Living in Hampton Roads, the words “Smithfield ham” worked like a Pavlovian bell…our family immediately started salivating over some salty goodness! Smithfield hams are, by law (really), only produced in Smithfield, Va. from peanut fed hogs.
The town is about an hour from our home in Chesapeake, so we set out for a day trip. What used to be a country drive is now often going through shopping centers that could be Anywhere, USA, but once you hit the downtown historic district, you know you’re in a real small town.
Main Street Smithfield is full of shops and several museums. But first we stopped at the Taste of Smithfield for lunch, so we could get a ham biscuit. It was as good as we always remembered.
One attraction we found interesting is the old courthouse.

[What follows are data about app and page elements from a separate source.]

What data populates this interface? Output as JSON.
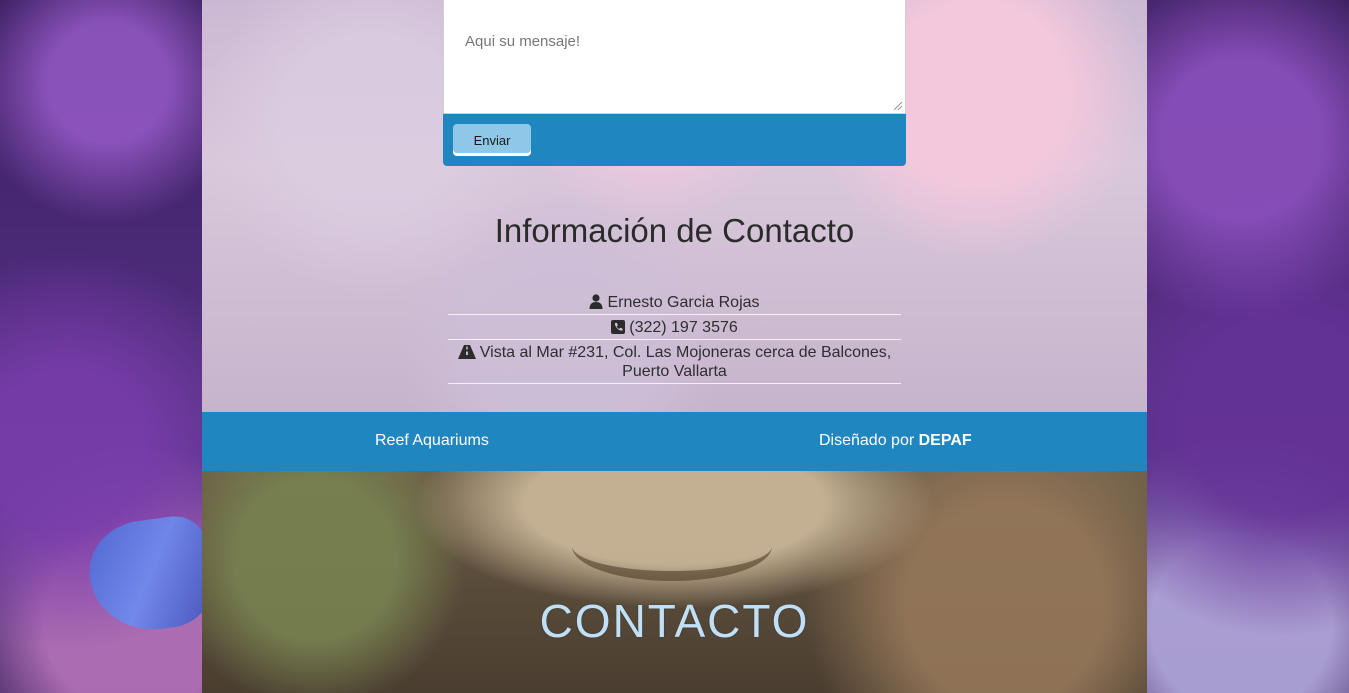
{
  "form": {
    "message_placeholder": "Aqui su mensaje!",
    "send_label": "Enviar"
  },
  "contact_info": {
    "title": "Información de Contacto",
    "items": [
      {
        "icon": "user-icon",
        "text": "Ernesto Garcia Rojas"
      },
      {
        "icon": "phone-icon",
        "text": "(322) 197 3576"
      },
      {
        "icon": "road-icon",
        "text": "Vista al Mar #231, Col. Las Mojoneras cerca de Balcones, Puerto Vallarta"
      }
    ]
  },
  "footer": {
    "site_name": "Reef Aquariums",
    "credit_prefix": "Diseñado por",
    "credit_brand": "DEPAF"
  },
  "hero": {
    "title": "CONTACTO"
  },
  "colors": {
    "accent_blue": "#1f86c0",
    "button_light_blue": "#8ec8e8"
  }
}
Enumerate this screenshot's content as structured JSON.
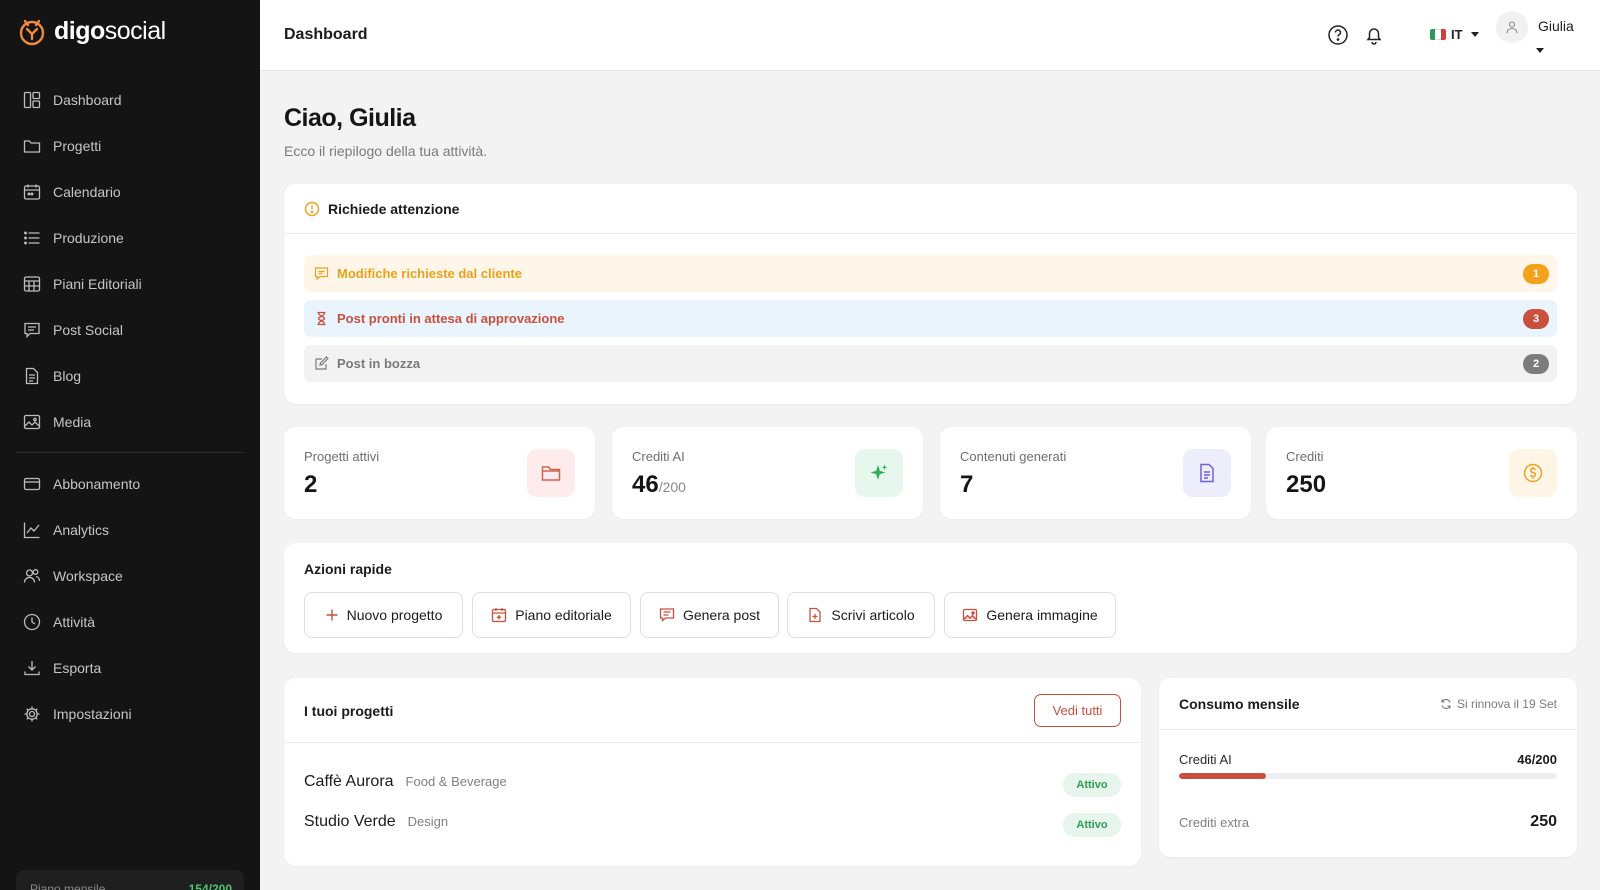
{
  "app": {
    "name_bold": "digo",
    "name_light": "social"
  },
  "sidebar": {
    "items": [
      {
        "label": "Dashboard",
        "icon": "dashboard-icon"
      },
      {
        "label": "Progetti",
        "icon": "folder-icon"
      },
      {
        "label": "Calendario",
        "icon": "calendar-icon"
      },
      {
        "label": "Produzione",
        "icon": "list-icon"
      },
      {
        "label": "Piani Editoriali",
        "icon": "grid-calendar-icon"
      },
      {
        "label": "Post Social",
        "icon": "chat-icon"
      },
      {
        "label": "Blog",
        "icon": "document-icon"
      },
      {
        "label": "Media",
        "icon": "image-icon"
      }
    ],
    "items2": [
      {
        "label": "Abbonamento",
        "icon": "card-icon"
      },
      {
        "label": "Analytics",
        "icon": "chart-icon"
      },
      {
        "label": "Workspace",
        "icon": "users-icon"
      },
      {
        "label": "Attività",
        "icon": "clock-icon"
      },
      {
        "label": "Esporta",
        "icon": "download-icon"
      },
      {
        "label": "Impostazioni",
        "icon": "gear-icon"
      }
    ],
    "plan": {
      "label": "Piano mensile",
      "value": "154/200"
    }
  },
  "header": {
    "title": "Dashboard",
    "lang": "IT",
    "user": "Giulia"
  },
  "greeting": {
    "title": "Ciao, Giulia",
    "subtitle": "Ecco il riepilogo della tua attività."
  },
  "attention": {
    "title": "Richiede attenzione",
    "items": [
      {
        "label": "Modifiche richieste dal cliente",
        "count": "1",
        "color": "#e9a11a",
        "bg": "#fff6e9",
        "icon": "comment-icon"
      },
      {
        "label": "Post pronti in attesa di approvazione",
        "count": "3",
        "color": "#c9503c",
        "bg": "#eaf4fd",
        "icon": "hourglass-icon"
      },
      {
        "label": "Post in bozza",
        "count": "2",
        "color": "#7a7a7a",
        "bg": "#f2f2f2",
        "icon": "edit-icon"
      }
    ]
  },
  "stats": [
    {
      "label": "Progetti attivi",
      "value": "2",
      "suffix": "",
      "icon": "folder-icon"
    },
    {
      "label": "Crediti AI",
      "value": "46",
      "suffix": "/200",
      "icon": "sparkle-icon"
    },
    {
      "label": "Contenuti generati",
      "value": "7",
      "suffix": "",
      "icon": "document-icon"
    },
    {
      "label": "Crediti",
      "value": "250",
      "suffix": "",
      "icon": "coin-icon"
    }
  ],
  "quick_actions": {
    "title": "Azioni rapide",
    "buttons": [
      {
        "label": "Nuovo progetto",
        "icon": "plus-icon"
      },
      {
        "label": "Piano editoriale",
        "icon": "calendar-plus-icon"
      },
      {
        "label": "Genera post",
        "icon": "chat-icon"
      },
      {
        "label": "Scrivi articolo",
        "icon": "document-plus-icon"
      },
      {
        "label": "Genera immagine",
        "icon": "image-icon"
      }
    ]
  },
  "projects": {
    "title": "I tuoi progetti",
    "see_all": "Vedi tutti",
    "items": [
      {
        "name": "Caffè Aurora",
        "category": "Food & Beverage",
        "status": "Attivo"
      },
      {
        "name": "Studio Verde",
        "category": "Design",
        "status": "Attivo"
      }
    ]
  },
  "usage": {
    "title": "Consumo mensile",
    "renew": "Si rinnova il 19 Set",
    "ai_label": "Crediti AI",
    "ai_value": "46/200",
    "ai_fraction": 0.23,
    "extra_label": "Crediti extra",
    "extra_value": "250"
  },
  "colors": {
    "accent": "#c8503c",
    "sidebar_bg": "#141414",
    "success": "#2f9a55"
  }
}
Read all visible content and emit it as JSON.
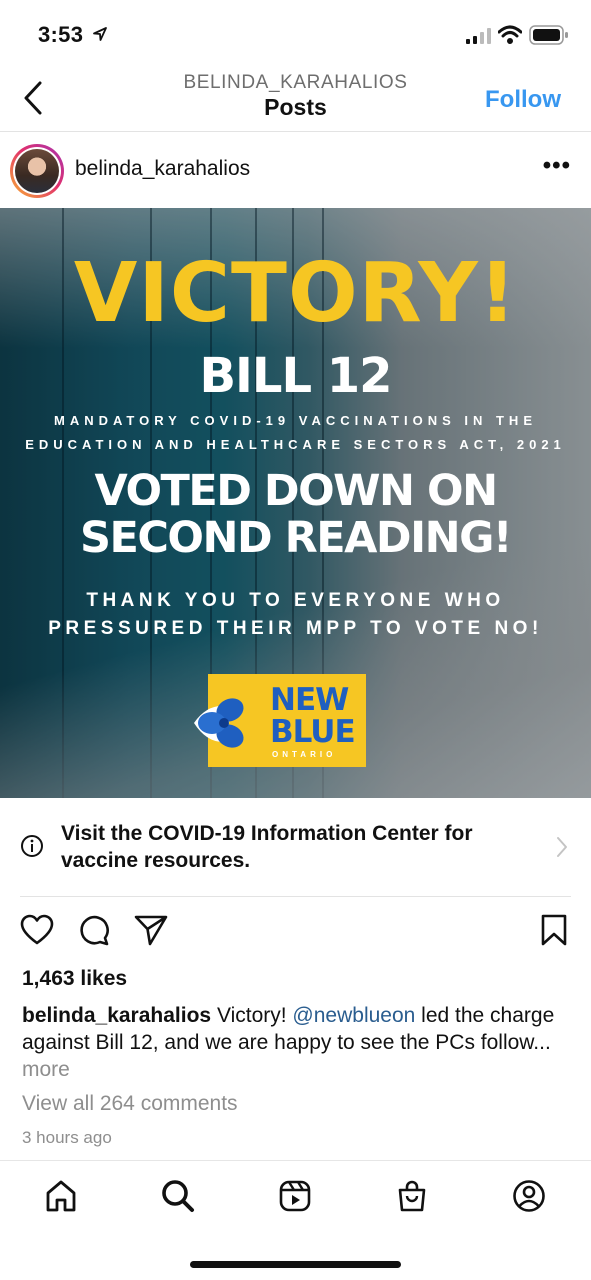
{
  "status_bar": {
    "time": "3:53"
  },
  "header": {
    "username": "BELINDA_KARAHALIOS",
    "title": "Posts",
    "follow_label": "Follow",
    "accent_color": "#3897f0"
  },
  "post": {
    "username": "belinda_karahalios",
    "image": {
      "headline": "VICTORY!",
      "bill": "BILL 12",
      "act_line_1": "MANDATORY COVID-19 VACCINATIONS IN THE",
      "act_line_2": "EDUCATION AND HEALTHCARE SECTORS ACT, 2021",
      "voted_line_1": "VOTED DOWN ON",
      "voted_line_2": "SECOND READING!",
      "thanks_line_1": "THANK YOU TO EVERYONE WHO",
      "thanks_line_2": "PRESSURED THEIR MPP TO VOTE NO!",
      "logo_line_1": "NEW",
      "logo_line_2": "BLUE",
      "logo_line_3": "ONTARIO",
      "headline_color": "#f6c623",
      "logo_color": "#1f5fc0"
    },
    "info_banner": "Visit the COVID-19 Information Center for vaccine resources.",
    "likes": "1,463 likes",
    "caption": {
      "username": "belinda_karahalios",
      "text_before": "Victory!",
      "mention": "@newblueon",
      "text_after": "led the charge against Bill 12, and we are happy to see the PCs follow...",
      "more_label": "more"
    },
    "view_comments": "View all 264 comments",
    "timestamp": "3 hours ago"
  },
  "icons": {
    "status": [
      "location-arrow-icon",
      "signal-icon",
      "wifi-icon",
      "battery-icon"
    ],
    "header": [
      "back-icon"
    ],
    "post": [
      "more-options-icon",
      "heart-icon",
      "comment-icon",
      "share-icon",
      "bookmark-icon",
      "info-icon",
      "chevron-right-icon"
    ],
    "tabbar": [
      "home-icon",
      "search-icon",
      "reels-icon",
      "shop-icon",
      "profile-icon"
    ]
  }
}
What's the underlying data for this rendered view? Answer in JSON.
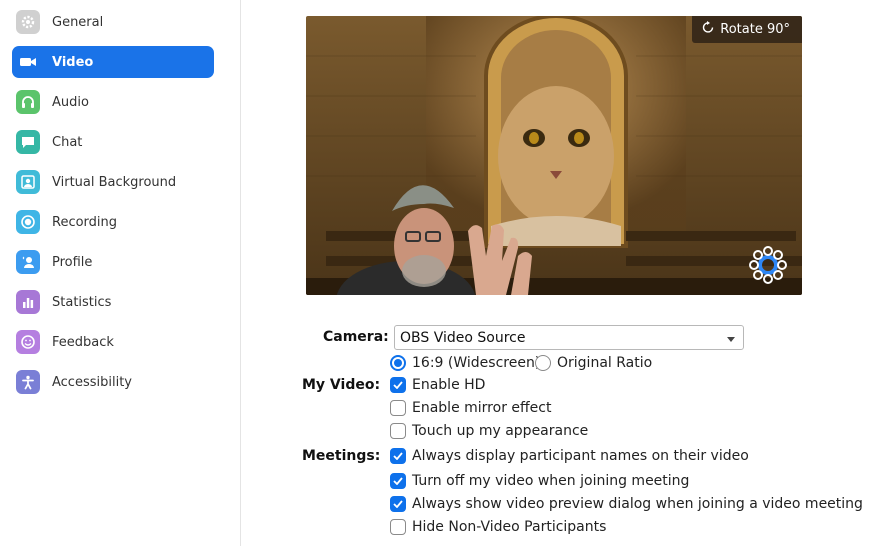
{
  "sidebar": {
    "items": [
      {
        "label": "General",
        "icon": "gear-icon",
        "color": "#c7c7c7"
      },
      {
        "label": "Video",
        "icon": "video-camera-icon",
        "color": "#1a73e8"
      },
      {
        "label": "Audio",
        "icon": "headphones-icon",
        "color": "#5bc46b"
      },
      {
        "label": "Chat",
        "icon": "chat-bubble-icon",
        "color": "#35b7a5"
      },
      {
        "label": "Virtual Background",
        "icon": "person-portrait-icon",
        "color": "#40bbd8"
      },
      {
        "label": "Recording",
        "icon": "record-icon",
        "color": "#3fb5e6"
      },
      {
        "label": "Profile",
        "icon": "profile-icon",
        "color": "#3c9cf0"
      },
      {
        "label": "Statistics",
        "icon": "bar-chart-icon",
        "color": "#a778d6"
      },
      {
        "label": "Feedback",
        "icon": "smiley-icon",
        "color": "#b57fe0"
      },
      {
        "label": "Accessibility",
        "icon": "accessibility-icon",
        "color": "#7a7fd6"
      }
    ],
    "active_index": 1
  },
  "preview": {
    "rotate_label": "Rotate 90°"
  },
  "camera": {
    "label": "Camera:",
    "selected": "OBS Video Source"
  },
  "my_video": {
    "label": "My Video:",
    "ratio_options": [
      {
        "label": "16:9 (Widescreen)",
        "selected": true
      },
      {
        "label": "Original Ratio",
        "selected": false
      }
    ],
    "checkboxes": [
      {
        "label": "Enable HD",
        "checked": true
      },
      {
        "label": "Enable mirror effect",
        "checked": false
      },
      {
        "label": "Touch up my appearance",
        "checked": false
      }
    ]
  },
  "meetings": {
    "label": "Meetings:",
    "checkboxes": [
      {
        "label": "Always display participant names on their video",
        "checked": true
      },
      {
        "label": "Turn off my video when joining meeting",
        "checked": true
      },
      {
        "label": "Always show video preview dialog when joining a video meeting",
        "checked": true
      },
      {
        "label": "Hide Non-Video Participants",
        "checked": false
      }
    ]
  }
}
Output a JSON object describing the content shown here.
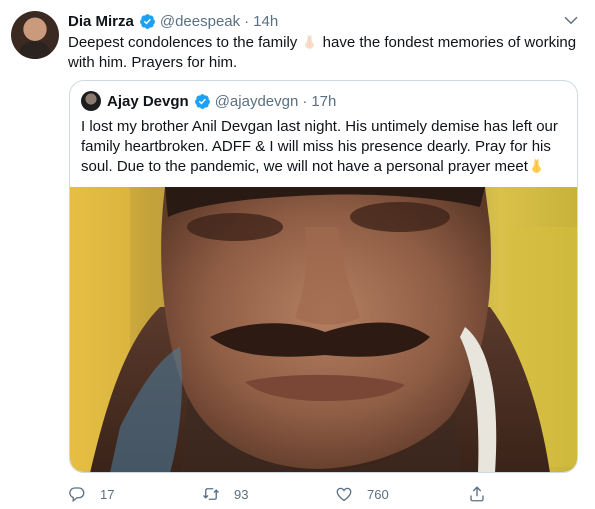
{
  "tweet": {
    "author_name": "Dia Mirza",
    "author_handle": "@deespeak",
    "separator": "·",
    "time": "14h",
    "text_part1": "Deepest condolences to the family ",
    "text_part2": " have the fondest memories of working with him. Prayers for him.",
    "emoji_in_text": "folded-hands-emoji"
  },
  "quoted_tweet": {
    "author_name": "Ajay Devgn",
    "author_handle": "@ajaydevgn",
    "separator": "·",
    "time": "17h",
    "text": "I lost my brother Anil Devgan last night. His untimely demise has left our family heartbroken. ADFF & I will miss his presence dearly. Pray for his soul. Due to the pandemic, we will not have a personal prayer meet",
    "emoji_in_text": "folded-hands-emoji"
  },
  "actions": {
    "reply_count": "17",
    "retweet_count": "93",
    "like_count": "760"
  },
  "icons": [
    "verified-badge-icon",
    "caret-down-icon",
    "reply-icon",
    "retweet-icon",
    "like-icon",
    "share-icon"
  ],
  "colors": {
    "accent": "#1da1f2",
    "secondary_text": "#5b7083",
    "border": "#cfd9de"
  }
}
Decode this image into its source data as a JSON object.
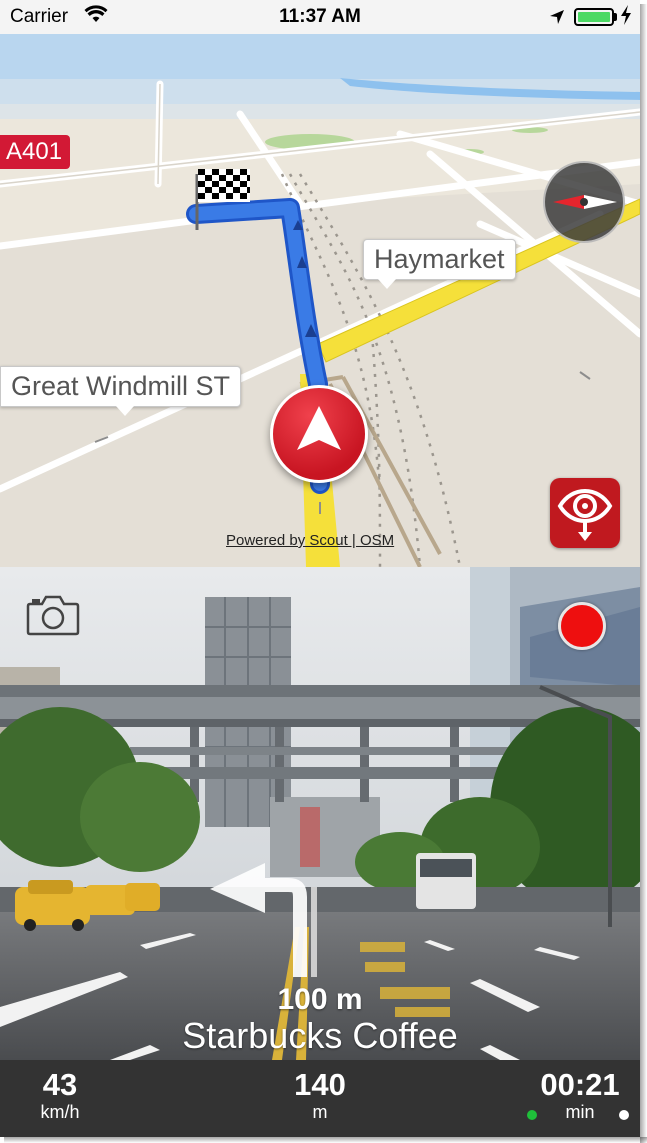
{
  "status_bar": {
    "carrier": "Carrier",
    "time": "11:37 AM",
    "wifi_icon": "wifi-icon",
    "location_icon": "location-arrow-icon",
    "battery_icon": "battery-icon",
    "battery_color": "#4cd964"
  },
  "map": {
    "road_shield": "A401",
    "labels": {
      "haymarket": "Haymarket",
      "great_windmill": "Great Windmill ST"
    },
    "attribution": "Powered by Scout | OSM",
    "compass_icon": "compass-icon",
    "destination_icon": "checkered-flag-icon",
    "position_icon": "navigation-arrow-icon",
    "view_toggle_icon": "eye-icon",
    "route_color": "#3a7be6",
    "accent_color": "#d21935"
  },
  "camera_view": {
    "snapshot_icon": "camera-icon",
    "record_icon": "record-icon",
    "turn_icon": "turn-left-arrow-icon",
    "turn_distance": "100 m",
    "turn_street": "Starbucks Coffee"
  },
  "info_bar": {
    "speed_value": "43",
    "speed_unit": "km/h",
    "distance_value": "140",
    "distance_unit": "m",
    "time_value": "00:21",
    "time_unit": "min"
  }
}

Once it was no longer in use as a courthouse, someone built a house around it. When the house was in disrepair, it was removed and most of the original courthouse structure reappeared! It’s now a good example of what a country courthouse looked like.
Smithfield is in Isle of Wight County, which has an interesting history of its own. Its original name was Warrosquyoke County, after the Native American tribe that lived there. That seemed too hard to pronounce so it was changed to Isle of Wight, after a British island. The Isle of Wight County Museum is located on Main Street. It is home to the largest ham and oldest peanut known to exist. Who knew?
Nearby is the town of Surry, Va., home to another famous ham maker, Edwards Ham.
We stopped by and picked up some country ham, but not Smithfield ham. Still very tasty. There’s not much else to Surry, but Bacon’s Castle is a good historical attraction, which we’ll save for another post.
We made dinner that evening of home made biscuits and Edwards country ham. Yum!